I remember standing in the middle of Target when I got the phone call from my ob-gyn that the results of my amnio were in—and my baby was going to be fine.
I may or may not have then burst into tears and hugged the total stranger standing next to me.
Ok, I did. But let's face it—waiting for the results of prenatal testing is no joke.
Just ask San Francisco 49ers wide receiver Torrey Smith, who opened up in a blog post over the weekend about his wife Chanel's pregnancy scare. The 27-year-old explained that prenatal testing had revealed that their unborn son—who they already call Kameron—had a one in 25 chance of being born with Trisomy 18, a chromosomal abnormality that causes severe developmental delays and even death.
Many babies with Trisomy 18 don't survive past the second or third trimester. So the couple went in for another, more intensive round of testing, preliminary results of which increased the odds that the baby had Trisomy 18 to one in 10.
"The first thing you do as a concerned parent is Google everything," wrote Torrey, who already has a 2-year-old son named TJ. "I later found out that it makes things worse. You start to think you are a doctor, and it increases your anxiety and level of uncertainty with each click. I told my wife to stop looking up things."
Easy to say, hard to do, right?
Torrey said Chanel struggled with the news at first, but then dug down deep and displayed a great deal of courage. "I noticed this strength about her," he wrote. "She proved that she could handle anything. Suddenly we were able to talk about what we would do with this situation knowing that her life, as well as the baby's, could be at risk. It was easily the hardest conversation I've ever been a part of. What do you do? Do you go forward knowing the outcome will be a miscarriage or death shortly after birth all while putting your life in danger? Or do you terminate the pregnancy?"
Tough questions, all of them. And ones that the couple would not, thankfully, have to answer. Because when the final test results came back, they learned that their baby didn't actually have Trisomy 18.
"It was the best phone call I/we have ever received," Smith wrote. "We are excited to know that our child has a shot at life and nothing else even matters."
On Twitter, Torrey said he went back and forth about writing the blog post, but that "it came down to realizing many people are in your shoes but they don't talk about it."
True story. All of which just begs the question: How much prenatal testing is too much?
The fact is, prenatal testing isn't mandatory. "If you feel fine and you're hoping the baby is fine, you can just not do it," Laura Riley, M.D., director of labor and delivery at Massachusetts General Hospital, told Self.com. In fact, while women over 35 are often given (or at least offered) invasive tests like amniocentesis and chorionic villus sampling (CVS), Dr. Riley says it's "typically not a good idea to go that route unless something has been found to be wrong with the fetus" because both tests carry the risk of miscarriage.

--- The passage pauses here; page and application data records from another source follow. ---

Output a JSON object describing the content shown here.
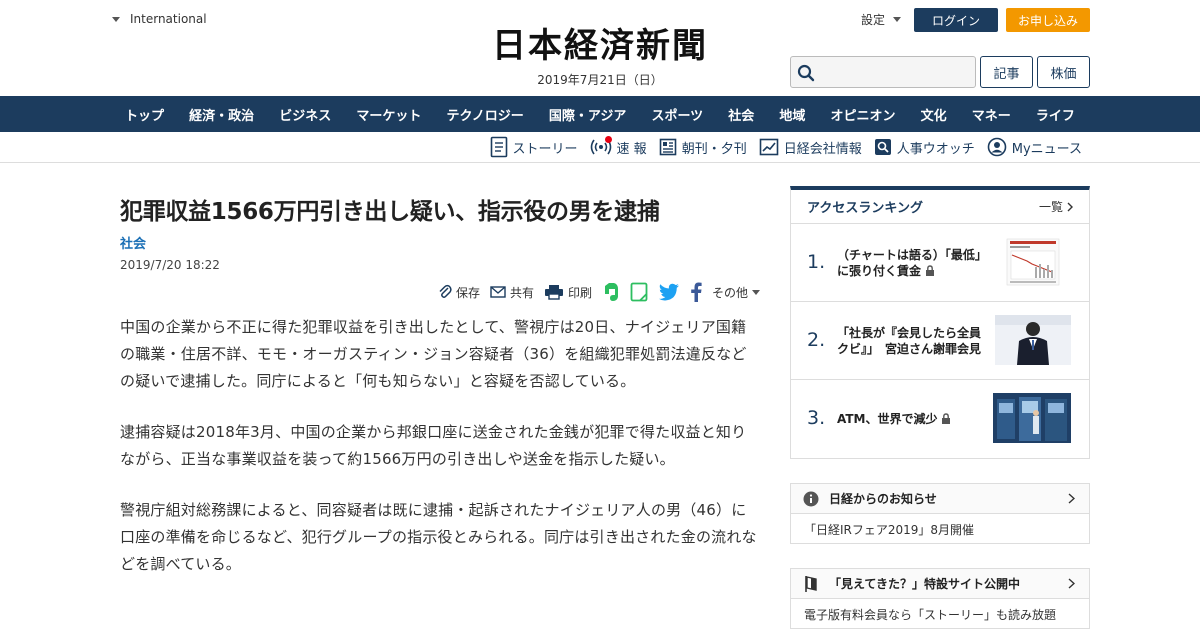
{
  "header": {
    "international": "International",
    "logo": "日本経済新聞",
    "date": "2019年7月21日（日）",
    "settings": "設定",
    "login": "ログイン",
    "apply": "お申し込み",
    "search_placeholder": "",
    "articles": "記事",
    "stocks": "株価"
  },
  "nav": [
    "トップ",
    "経済・政治",
    "ビジネス",
    "マーケット",
    "テクノロジー",
    "国際・アジア",
    "スポーツ",
    "社会",
    "地域",
    "オピニオン",
    "文化",
    "マネー",
    "ライフ"
  ],
  "subnav": {
    "story": "ストーリー",
    "breaking": "速 報",
    "editions": "朝刊・夕刊",
    "company": "日経会社情報",
    "people": "人事ウオッチ",
    "mynews": "Myニュース"
  },
  "article": {
    "title": "犯罪収益1566万円引き出し疑い、指示役の男を逮捕",
    "category": "社会",
    "published": "2019/7/20 18:22",
    "share": {
      "save": "保存",
      "share": "共有",
      "print": "印刷",
      "other": "その他"
    },
    "paragraphs": [
      "中国の企業から不正に得た犯罪収益を引き出したとして、警視庁は20日、ナイジェリア国籍の職業・住居不詳、モモ・オーガスティン・ジョン容疑者（36）を組織犯罪処罰法違反などの疑いで逮捕した。同庁によると「何も知らない」と容疑を否認している。",
      "逮捕容疑は2018年3月、中国の企業から邦銀口座に送金された金銭が犯罪で得た収益と知りながら、正当な事業収益を装って約1566万円の引き出しや送金を指示した疑い。",
      "警視庁組対総務課によると、同容疑者は既に逮捕・起訴されたナイジェリア人の男（46）に口座の準備を命じるなど、犯行グループの指示役とみられる。同庁は引き出された金の流れなどを調べている。"
    ]
  },
  "ranking": {
    "title": "アクセスランキング",
    "more": "一覧",
    "items": [
      {
        "no": "1.",
        "text": "（チャートは語る）「最低」に張り付く賃金"
      },
      {
        "no": "2.",
        "text": "「社長が『会見したら全員クビ』」　宮迫さん謝罪会見"
      },
      {
        "no": "3.",
        "text": "ATM、世界で減少"
      }
    ]
  },
  "notice": {
    "title": "日経からのお知らせ",
    "body": "「日経IRフェア2019」8月開催"
  },
  "promo": {
    "title": "「見えてきた？」特設サイト公開中",
    "body": "電子版有料会員なら「ストーリー」も読み放題"
  },
  "colors": {
    "navy": "#1c3c5e",
    "orange": "#f39800",
    "link_blue": "#1a6fb5",
    "evernote_green": "#2dbe60",
    "twitter_blue": "#1da1f2",
    "facebook_blue": "#3b5998"
  }
}
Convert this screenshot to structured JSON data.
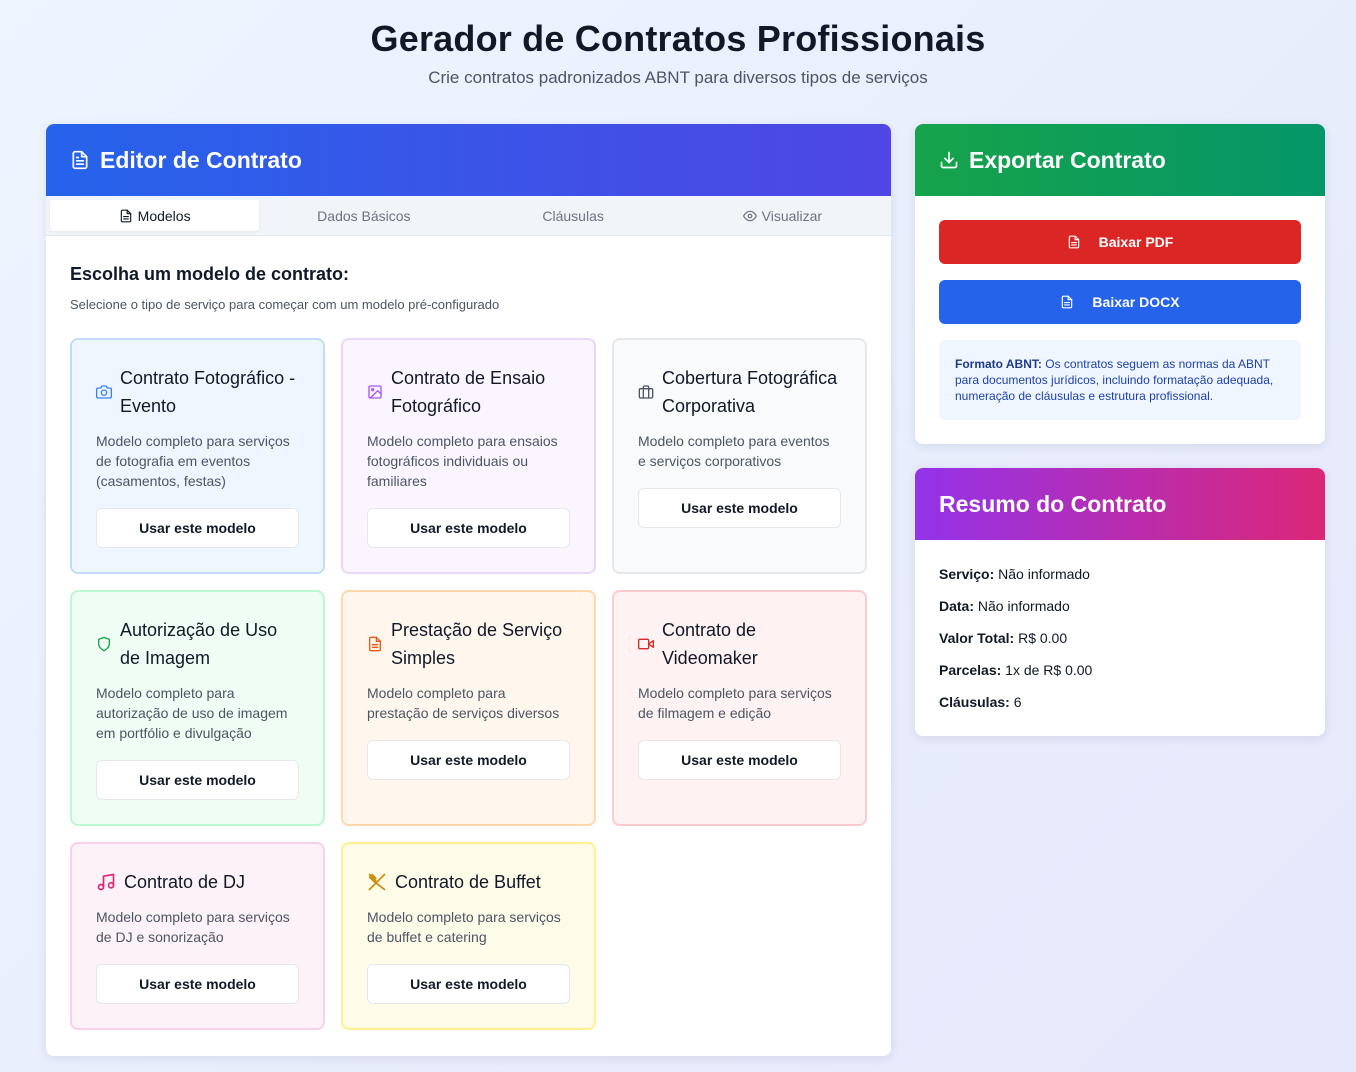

Other experts says prenatal screening is important for many reasons—not the least of which is putting parents' minds at ease.
I probably fall more in the camp of "wanting to know" rather than "not knowing." But what about you? Share your story!